Batterson said that owning property is necessary to do the work that NCC, which sees itself as “a church in the marketplace,” feels called to do. Purchasing and renovating properties is one way to do that.
“You seek the peace and prosperity of the city by building spaces that serve the community,” he said. “So instead of building a church building, we built a coffee house; we renovated the Miracle Theatre; we turned an abandoned apartment into the Dream Center. This is sort of the biggest endeavor.”
The congregation wanted a space that they could use for services, he said, but also something the wider city could use during the week to gather, celebrate and be entertained.
“We think that’s a way to facilitate community along with doing what we do as a church,” Batterson said.

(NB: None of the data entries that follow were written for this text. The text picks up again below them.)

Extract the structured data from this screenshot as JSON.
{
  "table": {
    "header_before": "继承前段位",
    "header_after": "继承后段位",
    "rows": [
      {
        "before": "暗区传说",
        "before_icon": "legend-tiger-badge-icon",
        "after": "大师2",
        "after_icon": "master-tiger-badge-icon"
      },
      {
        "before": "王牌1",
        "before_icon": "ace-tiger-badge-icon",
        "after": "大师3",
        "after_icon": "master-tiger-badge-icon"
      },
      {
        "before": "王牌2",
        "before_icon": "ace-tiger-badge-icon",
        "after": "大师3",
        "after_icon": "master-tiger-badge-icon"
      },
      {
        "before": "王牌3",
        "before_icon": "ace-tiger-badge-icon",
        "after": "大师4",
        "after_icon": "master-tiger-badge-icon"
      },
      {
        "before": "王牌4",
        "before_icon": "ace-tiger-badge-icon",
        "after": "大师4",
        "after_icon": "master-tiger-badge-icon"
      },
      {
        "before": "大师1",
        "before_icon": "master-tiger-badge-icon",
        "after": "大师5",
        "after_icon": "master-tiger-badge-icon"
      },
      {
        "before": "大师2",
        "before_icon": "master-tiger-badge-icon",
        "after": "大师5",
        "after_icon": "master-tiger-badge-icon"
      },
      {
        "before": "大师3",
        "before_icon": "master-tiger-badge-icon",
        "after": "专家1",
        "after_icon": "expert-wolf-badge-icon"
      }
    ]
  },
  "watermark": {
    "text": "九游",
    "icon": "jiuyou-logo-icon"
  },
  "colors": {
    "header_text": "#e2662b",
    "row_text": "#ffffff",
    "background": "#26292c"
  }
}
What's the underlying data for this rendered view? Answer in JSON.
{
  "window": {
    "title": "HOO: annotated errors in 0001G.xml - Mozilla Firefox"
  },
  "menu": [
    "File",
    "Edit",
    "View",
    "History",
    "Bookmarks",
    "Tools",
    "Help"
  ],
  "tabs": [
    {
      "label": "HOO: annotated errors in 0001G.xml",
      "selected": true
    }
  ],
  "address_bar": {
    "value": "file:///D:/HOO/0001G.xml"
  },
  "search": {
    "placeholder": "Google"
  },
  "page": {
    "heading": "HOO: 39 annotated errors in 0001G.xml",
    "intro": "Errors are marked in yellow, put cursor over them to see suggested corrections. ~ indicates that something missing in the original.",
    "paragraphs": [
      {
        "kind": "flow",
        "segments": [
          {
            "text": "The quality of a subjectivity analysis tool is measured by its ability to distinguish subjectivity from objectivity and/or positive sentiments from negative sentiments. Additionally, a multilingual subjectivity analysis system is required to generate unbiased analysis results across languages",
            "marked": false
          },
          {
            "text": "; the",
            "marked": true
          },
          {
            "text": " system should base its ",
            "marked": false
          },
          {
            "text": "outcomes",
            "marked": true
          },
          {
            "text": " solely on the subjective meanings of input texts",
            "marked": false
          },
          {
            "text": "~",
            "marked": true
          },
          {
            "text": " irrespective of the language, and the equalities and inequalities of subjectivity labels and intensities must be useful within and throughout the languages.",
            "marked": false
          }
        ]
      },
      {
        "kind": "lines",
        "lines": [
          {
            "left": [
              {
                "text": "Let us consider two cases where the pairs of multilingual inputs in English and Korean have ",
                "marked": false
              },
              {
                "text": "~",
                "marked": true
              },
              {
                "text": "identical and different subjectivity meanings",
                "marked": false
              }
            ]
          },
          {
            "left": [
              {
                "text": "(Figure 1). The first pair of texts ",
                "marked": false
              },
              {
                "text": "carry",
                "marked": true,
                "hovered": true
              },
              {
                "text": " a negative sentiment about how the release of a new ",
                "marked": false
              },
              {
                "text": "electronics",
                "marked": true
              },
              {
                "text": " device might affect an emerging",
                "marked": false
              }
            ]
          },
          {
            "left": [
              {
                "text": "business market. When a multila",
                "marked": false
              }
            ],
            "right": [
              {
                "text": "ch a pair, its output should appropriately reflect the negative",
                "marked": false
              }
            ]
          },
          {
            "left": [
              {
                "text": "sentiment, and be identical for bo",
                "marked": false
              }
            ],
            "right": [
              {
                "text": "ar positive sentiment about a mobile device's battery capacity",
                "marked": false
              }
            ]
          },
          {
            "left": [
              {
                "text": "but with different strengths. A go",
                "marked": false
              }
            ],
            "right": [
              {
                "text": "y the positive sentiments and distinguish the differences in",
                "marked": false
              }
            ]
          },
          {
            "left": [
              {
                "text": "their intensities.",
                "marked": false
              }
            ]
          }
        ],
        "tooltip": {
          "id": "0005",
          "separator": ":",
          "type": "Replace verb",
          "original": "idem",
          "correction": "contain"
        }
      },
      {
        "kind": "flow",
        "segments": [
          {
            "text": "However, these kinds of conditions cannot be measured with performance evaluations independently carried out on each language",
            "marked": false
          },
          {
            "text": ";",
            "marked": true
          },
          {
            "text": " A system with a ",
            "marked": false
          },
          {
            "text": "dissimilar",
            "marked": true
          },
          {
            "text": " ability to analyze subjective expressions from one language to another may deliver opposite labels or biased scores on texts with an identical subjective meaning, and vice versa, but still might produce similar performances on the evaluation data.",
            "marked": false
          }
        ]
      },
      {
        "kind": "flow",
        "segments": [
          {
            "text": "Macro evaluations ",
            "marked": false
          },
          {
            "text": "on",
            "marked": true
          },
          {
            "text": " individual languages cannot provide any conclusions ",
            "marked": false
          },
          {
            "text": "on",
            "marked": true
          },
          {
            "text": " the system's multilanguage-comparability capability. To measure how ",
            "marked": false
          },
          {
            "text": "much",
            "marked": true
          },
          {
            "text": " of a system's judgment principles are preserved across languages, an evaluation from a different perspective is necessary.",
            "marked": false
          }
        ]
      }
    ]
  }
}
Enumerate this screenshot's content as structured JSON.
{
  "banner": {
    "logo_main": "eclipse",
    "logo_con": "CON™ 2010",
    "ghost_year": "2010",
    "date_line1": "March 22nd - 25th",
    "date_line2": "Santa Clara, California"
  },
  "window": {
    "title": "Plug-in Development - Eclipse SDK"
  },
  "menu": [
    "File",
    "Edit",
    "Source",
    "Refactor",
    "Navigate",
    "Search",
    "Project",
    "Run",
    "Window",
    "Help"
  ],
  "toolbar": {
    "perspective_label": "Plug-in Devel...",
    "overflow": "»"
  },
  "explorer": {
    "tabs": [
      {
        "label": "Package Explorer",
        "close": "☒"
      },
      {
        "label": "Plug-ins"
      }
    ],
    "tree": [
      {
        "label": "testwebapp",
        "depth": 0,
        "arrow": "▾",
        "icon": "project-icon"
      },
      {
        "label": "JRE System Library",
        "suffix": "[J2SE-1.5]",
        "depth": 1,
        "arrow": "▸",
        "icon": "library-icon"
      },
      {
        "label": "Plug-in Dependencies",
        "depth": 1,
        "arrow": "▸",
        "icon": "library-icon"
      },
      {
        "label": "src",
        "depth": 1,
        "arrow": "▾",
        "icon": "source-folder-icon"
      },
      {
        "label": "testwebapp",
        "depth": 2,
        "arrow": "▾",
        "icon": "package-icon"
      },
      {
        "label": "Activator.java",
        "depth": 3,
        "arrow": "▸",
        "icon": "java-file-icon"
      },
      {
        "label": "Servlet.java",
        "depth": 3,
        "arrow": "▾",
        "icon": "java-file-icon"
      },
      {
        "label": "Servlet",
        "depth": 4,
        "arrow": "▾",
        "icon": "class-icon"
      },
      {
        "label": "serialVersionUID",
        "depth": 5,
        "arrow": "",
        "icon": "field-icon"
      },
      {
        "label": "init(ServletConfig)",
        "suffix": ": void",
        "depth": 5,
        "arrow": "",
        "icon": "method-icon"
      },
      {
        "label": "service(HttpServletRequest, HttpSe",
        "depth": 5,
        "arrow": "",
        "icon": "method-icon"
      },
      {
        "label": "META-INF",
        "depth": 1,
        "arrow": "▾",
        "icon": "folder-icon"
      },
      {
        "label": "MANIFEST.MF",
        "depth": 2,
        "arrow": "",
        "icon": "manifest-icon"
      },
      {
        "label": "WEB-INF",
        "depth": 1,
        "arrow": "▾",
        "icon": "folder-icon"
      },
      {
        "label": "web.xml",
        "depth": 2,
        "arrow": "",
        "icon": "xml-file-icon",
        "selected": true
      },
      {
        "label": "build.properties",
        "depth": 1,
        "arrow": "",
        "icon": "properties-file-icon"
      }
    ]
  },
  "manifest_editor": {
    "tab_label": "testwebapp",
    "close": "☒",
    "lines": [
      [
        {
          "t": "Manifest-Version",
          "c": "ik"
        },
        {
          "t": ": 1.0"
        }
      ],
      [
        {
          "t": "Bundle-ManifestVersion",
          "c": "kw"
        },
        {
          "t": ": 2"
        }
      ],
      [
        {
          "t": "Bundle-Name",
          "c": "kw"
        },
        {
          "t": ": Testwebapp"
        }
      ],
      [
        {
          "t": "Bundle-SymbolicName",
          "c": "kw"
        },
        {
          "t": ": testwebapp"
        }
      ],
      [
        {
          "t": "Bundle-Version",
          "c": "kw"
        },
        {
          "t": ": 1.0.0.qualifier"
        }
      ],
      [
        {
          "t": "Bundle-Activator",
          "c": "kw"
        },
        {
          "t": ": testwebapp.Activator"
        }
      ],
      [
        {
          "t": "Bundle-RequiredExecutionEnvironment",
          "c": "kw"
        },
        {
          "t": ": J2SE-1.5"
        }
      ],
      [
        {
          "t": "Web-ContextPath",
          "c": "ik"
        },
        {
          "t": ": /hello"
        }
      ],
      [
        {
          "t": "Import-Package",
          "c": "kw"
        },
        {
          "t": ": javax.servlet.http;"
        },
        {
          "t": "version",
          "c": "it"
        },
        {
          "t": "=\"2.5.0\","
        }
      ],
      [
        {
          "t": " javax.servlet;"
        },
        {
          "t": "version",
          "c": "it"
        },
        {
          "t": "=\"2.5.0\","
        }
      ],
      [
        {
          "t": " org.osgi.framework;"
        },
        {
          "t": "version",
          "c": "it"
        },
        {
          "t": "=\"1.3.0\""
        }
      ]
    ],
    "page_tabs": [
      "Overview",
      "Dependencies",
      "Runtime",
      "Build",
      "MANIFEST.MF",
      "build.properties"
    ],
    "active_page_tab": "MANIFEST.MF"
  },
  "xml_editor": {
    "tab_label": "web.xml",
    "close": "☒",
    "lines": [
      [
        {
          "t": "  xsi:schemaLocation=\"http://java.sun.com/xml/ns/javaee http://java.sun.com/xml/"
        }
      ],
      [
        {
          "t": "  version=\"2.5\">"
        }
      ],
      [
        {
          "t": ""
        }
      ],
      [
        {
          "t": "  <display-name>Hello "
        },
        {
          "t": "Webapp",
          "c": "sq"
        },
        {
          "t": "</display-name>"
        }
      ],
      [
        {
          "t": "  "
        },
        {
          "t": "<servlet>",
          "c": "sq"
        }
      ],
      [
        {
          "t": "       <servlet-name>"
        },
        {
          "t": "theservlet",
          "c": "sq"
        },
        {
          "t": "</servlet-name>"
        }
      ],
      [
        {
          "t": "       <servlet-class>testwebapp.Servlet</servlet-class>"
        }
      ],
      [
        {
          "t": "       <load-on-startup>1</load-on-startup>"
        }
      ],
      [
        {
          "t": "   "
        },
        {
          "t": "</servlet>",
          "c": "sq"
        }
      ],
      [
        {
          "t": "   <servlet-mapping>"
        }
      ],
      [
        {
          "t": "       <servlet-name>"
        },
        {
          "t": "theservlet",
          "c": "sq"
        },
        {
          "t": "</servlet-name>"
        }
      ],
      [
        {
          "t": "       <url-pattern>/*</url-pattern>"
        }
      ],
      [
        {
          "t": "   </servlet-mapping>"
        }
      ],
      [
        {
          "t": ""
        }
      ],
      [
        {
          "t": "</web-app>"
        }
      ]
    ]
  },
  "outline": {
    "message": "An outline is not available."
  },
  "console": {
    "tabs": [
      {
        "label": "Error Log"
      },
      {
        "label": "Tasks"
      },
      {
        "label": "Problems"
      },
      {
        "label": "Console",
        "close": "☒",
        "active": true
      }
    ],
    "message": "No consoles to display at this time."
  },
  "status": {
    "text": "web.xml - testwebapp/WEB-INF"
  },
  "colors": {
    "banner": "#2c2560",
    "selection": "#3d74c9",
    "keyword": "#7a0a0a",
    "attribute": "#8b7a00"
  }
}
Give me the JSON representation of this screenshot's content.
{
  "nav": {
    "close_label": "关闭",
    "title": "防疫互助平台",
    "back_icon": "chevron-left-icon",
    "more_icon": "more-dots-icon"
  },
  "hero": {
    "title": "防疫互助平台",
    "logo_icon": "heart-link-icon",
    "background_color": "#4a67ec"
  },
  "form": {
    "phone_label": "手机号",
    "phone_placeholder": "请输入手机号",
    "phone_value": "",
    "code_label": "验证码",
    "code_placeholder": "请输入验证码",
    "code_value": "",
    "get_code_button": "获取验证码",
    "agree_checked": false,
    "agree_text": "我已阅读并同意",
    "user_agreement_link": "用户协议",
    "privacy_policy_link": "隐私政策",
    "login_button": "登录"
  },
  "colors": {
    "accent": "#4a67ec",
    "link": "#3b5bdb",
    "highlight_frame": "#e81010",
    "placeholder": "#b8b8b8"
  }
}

Phase II Celebrated
The October celebration marked the completion of a child development center that will be operated by Georgia-based Phase Family Learning Centers. Offering services to families with kids 6 weeks through five years old, Phase teachers provide an all-inclusive approach of both traditional classroom instruction and hands-on enrichment spaces.
The program will emphasize academic and character development designed to help family members connect with one another as well as with other families in the community. The childcare center has the capacity to serve 170 children and employs about 40 DC childcare professionals.
Phase’s Turnaround location includes classrooms, its own mini-theatre, and an indoor streetcar-themed playground space that will be accessible to the community. Its curriculum is a blend of Emilia Reggio and STEM, recognizing both the value of a play-based approach and the need to hit milestones, said Phase CEO Frank Bealer.
He said Phase Family Learning’s business model involves strategic partnerships with urban churches throughout the country that often have empty buildings during the week.
“They’re not running the school —our content is not faith based,” Bealer said. “We’re just strategic in that partnership.”
A Place to Go
Capital Turnaround is not just a space for kids to grow. It’s also a place for people to go. The space is becoming a popular venue for weddings. Phase I, completed in spring 2019, includes an event space with seating for 850 that doubles as a worship space for the church. The space is available for rent for events such as concerts, conventions and school events.
The stage is also the city’s latest concert and performance venue. Programmed by Wharf venue Union Stage as Union Stage Presents, the stage hosts bands, live podcasts, comedy and other shows, filling a void left when Rock n Roll Hotel and U Street Music Hall closed in 2020.
In February, actor-comedian Chris Fleming and singer Richard Marx will hit the stage. A May concert featuring British singer Rina Sawayama is already sold out. The venue will feature shows limited to those 21-plus, but also a range of all age events.
More to Come
The final phase planned for the renovation will bring an indoor marketplace to the gates of the Navy Yard. The market is expected to take up a little more than half of the building, or about 50,000 square feet.
Pastor Mark Batterson said that COVID has delayed the start date, but planning and demolition are slated to begin in 2022. It will be a mixed-use marketplace with restaurants and retail, including a co-working space, but so far NCC is not sure if it will be a built-out urban market or one better suited to kiosks and pop-ups like Union Market.
Batterson said he sees the renovation of the Capital Turnaround as the ability of NCC to serve the city, and he calls it a joy and a privilege.
“My hunch is, God doesn’t give us a city block to dream small,” he said. “I think this is our moment to dream a little bit bigger and to believe that we can do some things to make this a better city.”
Learn more about Capital Turnaround, how to book space for events and about upcoming shows by visiting https://capitalturnaround.com/ Learn more about Phase Learning Center at https://phase.center/school/locations/washington-dc/